Good evening everyone and welcome back to TFB’s Concealed Carry Corner, where we discuss everything related to the CCW world. Like most topics in the Every Day Carry (EDC) world, today’s discussion will involve personal and mission-specific parameters. Specifically, should you carry a spare magazine? Now before you wheelgun lovers start throwing stones at my magazine-only references, hold tight; we’ve got a few CCC episodes queued up just for you.
Do You Carry A Spare Magazine?
The reason that carrying spare magazine (or ammo) is such a personal decision, much like the type, model or manufacture of your preferred gun, is because everyone’s situation is different. Since crime and violence can happen anywhere, I’ll avoid both South-Side Chicago to Mogadishu and Boise to Helsinki comparisons. But is there a standard by which concealed weapons carriers can base their baseline need for additional rounds?
If you’re a student of the gun in even the most basic sense, you’ve probably come across the old 3-3-3 adage in classes, books or internet forums: three rounds, three second at three yards. Meaning that a “typical” or “average” gunfight is quick, fast and involves only three rounds. Supposedly the saying originated with Colonel Jeff Cooper, others say it’s credited to the FBI, but I have not found a definitive source. Regardless, firing three rounds out of any modern handgun would most likely leave at least three additional rounds and maybe as many as 15 rounds depending on your carry gun. Even if the average gunfight requires six rounds, most modern pistols would have enough capacity to get the job done. However, some sub-compact guns would run dry.
But finding reliable gunfight data (or more accurately defensive gun use data) is incredibly tricky. A review of the FBI’s Uniform Crime Reports don’t spell out the average number of rounds fired during life-threatening encounters. And the rest of the limited amount of data available is taken from officer involved shootings by on-duty law enforcement, which may or may not have a relevance to individuals who carry a firearm to protect themselves. Other available data sources have potential bias issues (gun control organizations) or are unable to reference solid facts.

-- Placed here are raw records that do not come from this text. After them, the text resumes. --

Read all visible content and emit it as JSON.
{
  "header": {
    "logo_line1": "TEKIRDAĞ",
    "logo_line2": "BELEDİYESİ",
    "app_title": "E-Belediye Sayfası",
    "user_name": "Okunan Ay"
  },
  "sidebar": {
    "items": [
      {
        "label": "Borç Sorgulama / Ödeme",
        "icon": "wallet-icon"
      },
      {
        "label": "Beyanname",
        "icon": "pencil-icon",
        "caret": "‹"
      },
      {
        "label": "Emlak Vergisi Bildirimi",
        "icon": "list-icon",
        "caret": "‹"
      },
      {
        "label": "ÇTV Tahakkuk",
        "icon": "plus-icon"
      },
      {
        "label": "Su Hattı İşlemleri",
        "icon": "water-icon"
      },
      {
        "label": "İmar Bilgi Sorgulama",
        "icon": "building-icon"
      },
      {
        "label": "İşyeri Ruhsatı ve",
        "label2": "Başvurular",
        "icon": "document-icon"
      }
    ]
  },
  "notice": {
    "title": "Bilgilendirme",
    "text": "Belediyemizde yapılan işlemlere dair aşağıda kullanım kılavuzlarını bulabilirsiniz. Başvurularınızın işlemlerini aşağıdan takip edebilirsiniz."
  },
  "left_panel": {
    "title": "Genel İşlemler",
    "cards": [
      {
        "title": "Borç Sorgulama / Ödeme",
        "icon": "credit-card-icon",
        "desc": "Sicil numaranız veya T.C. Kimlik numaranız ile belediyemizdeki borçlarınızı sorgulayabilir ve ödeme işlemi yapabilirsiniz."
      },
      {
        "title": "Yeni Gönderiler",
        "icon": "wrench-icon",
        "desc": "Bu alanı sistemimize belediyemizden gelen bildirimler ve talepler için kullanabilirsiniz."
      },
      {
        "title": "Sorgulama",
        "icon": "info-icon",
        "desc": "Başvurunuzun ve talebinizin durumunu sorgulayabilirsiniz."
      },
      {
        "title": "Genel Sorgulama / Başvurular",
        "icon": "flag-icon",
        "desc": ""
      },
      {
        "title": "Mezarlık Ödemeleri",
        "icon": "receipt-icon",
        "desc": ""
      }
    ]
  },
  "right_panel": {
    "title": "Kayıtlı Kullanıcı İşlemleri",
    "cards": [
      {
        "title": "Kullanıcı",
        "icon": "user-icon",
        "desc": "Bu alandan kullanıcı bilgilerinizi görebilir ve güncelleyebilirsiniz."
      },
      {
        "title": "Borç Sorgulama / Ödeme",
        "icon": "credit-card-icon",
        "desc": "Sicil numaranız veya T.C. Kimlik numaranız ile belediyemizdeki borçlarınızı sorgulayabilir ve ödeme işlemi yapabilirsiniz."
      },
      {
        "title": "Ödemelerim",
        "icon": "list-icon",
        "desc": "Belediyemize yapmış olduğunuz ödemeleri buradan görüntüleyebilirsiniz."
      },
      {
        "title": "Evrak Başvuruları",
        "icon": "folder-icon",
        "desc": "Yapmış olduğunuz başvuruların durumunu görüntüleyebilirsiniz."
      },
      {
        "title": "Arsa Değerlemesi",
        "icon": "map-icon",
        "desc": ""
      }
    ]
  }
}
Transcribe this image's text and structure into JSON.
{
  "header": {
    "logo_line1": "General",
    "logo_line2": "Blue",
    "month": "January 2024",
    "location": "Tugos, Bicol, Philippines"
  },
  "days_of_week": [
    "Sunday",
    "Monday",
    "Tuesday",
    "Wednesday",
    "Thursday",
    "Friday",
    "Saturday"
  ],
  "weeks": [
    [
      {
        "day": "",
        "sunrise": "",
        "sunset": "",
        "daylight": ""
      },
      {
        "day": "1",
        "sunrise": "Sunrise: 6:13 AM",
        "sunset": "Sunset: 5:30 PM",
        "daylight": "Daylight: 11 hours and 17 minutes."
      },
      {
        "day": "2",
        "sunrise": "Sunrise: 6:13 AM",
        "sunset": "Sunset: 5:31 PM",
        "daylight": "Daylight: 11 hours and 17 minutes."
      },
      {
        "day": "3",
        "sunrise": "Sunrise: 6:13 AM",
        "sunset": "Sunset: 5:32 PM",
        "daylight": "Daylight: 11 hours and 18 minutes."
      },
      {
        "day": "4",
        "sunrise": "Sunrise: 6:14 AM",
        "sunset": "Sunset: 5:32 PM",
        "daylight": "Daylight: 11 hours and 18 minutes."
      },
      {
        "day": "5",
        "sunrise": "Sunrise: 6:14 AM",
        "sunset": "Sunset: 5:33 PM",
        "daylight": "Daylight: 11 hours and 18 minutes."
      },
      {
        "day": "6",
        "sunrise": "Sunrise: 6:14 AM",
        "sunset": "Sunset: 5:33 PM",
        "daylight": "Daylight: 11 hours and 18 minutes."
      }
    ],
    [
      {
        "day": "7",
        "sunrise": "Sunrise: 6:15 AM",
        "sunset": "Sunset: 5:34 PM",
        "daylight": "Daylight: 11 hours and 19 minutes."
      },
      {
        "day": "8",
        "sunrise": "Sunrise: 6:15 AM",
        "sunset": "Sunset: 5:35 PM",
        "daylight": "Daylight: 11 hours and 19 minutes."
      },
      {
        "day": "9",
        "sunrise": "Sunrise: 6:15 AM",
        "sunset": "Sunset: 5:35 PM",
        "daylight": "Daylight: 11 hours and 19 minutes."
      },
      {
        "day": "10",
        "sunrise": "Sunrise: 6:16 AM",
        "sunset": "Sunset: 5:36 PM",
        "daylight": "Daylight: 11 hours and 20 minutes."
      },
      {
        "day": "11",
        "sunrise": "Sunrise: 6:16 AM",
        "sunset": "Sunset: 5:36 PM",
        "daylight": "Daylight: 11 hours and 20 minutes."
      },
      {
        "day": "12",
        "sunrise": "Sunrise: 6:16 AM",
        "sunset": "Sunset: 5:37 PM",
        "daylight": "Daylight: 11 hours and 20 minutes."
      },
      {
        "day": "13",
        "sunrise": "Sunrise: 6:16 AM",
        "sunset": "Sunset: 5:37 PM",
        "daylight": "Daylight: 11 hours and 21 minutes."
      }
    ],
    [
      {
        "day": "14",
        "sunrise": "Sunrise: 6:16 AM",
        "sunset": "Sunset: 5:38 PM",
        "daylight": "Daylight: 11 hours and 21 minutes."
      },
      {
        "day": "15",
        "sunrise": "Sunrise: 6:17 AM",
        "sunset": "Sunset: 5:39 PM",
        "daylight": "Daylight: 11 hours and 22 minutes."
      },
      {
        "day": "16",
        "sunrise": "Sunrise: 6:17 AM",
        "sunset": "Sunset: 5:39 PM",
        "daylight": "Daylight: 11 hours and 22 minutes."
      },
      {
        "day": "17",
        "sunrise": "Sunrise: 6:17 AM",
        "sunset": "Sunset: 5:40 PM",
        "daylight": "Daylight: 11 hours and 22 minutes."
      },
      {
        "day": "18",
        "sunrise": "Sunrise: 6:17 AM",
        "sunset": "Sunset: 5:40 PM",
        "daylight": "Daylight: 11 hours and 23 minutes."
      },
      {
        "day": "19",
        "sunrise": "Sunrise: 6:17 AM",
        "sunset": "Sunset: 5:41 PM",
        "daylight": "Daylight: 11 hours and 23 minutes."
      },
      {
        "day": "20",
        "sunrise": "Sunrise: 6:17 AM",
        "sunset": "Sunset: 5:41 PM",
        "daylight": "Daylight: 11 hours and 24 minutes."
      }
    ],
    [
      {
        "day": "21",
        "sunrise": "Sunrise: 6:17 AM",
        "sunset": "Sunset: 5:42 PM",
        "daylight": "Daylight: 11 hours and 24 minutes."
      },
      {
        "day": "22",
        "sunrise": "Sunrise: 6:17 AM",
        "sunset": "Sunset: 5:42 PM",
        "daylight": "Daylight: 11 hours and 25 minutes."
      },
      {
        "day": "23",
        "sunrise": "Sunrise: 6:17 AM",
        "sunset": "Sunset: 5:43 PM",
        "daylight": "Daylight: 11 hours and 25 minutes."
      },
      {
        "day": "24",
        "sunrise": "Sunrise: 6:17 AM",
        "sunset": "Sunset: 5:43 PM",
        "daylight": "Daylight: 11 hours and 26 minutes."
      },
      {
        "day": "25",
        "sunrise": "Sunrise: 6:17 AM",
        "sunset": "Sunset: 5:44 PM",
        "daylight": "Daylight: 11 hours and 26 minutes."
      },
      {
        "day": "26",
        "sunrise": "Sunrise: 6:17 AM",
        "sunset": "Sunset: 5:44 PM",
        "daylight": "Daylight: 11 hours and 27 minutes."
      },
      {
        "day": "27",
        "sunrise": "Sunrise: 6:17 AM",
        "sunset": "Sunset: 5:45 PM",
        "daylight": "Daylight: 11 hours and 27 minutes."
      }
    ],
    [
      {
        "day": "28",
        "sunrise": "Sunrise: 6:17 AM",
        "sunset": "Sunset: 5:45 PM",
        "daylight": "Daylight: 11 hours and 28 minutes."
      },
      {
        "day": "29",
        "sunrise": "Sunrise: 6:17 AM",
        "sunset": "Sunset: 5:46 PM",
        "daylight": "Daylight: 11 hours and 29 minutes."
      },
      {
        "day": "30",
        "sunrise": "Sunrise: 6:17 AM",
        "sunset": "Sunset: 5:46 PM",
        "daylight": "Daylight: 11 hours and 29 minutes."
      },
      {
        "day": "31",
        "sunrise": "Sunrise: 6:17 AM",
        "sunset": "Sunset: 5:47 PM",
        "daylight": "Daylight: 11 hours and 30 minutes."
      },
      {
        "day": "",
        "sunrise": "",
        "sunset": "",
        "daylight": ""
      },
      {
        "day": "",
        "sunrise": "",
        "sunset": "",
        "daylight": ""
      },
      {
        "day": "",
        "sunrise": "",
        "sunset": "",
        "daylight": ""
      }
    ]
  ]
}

In my opinion, which is worth exactly what you paid for it, is that carrying an extra magazine is a good idea with a limited downside. Even if you only shoot three rounds, the feeling of being able to reload with a fresh mag either during or even after a gunfight is glorious. On the flip side of that argument, if you carry a pistol with a capacity of 12 rounds or more, the chances of needing a reload are likely minuscule.
Which brings me to the most important part of today’s episode: user data. How many of you carry a spare magazine on a daily basis? Does anyone carry more than one reload? How many rounds do you have immediately available? Please drop me a note in the comments section below.
Thanks for reading. See you next week.
TFB’s Concealed Carry Corner is brought to you by GLOCK
Normally on Make Up Your Mind Monday, I try to play the neutral third party and do my best to fairly present both sides of an issue that causes some controversy in the shooting community. Today is a little different.
In researching the topic of carrying a spare magazine, almost every resource was either an explanation of how to carry a spare mag or an attempt to convince you of all the reasons why you are a walking dead man if you don’t. There are a few dissenting voices, but usually as an incidental part of a discussion on a different topic. So this post is mostly in defense of the idea that maybe carrying a spare magazine isn’t always necessary. – Read more at Lucky Gunner Lounge
Reasons To Carry A Spare Magazine
Where Do You Carry Your Spare Ammo?
Choosing to carry spare ammo for your fighting pistol is a good idea. Just remember to select the right spot. The most common place for a concealed carrier to hang a spare magazine is on the off-side hip. This makes for a very direct and fast reload and does not force you to reach across your body. #Guns #USCCA #Guns #USCCALearn more about how this works.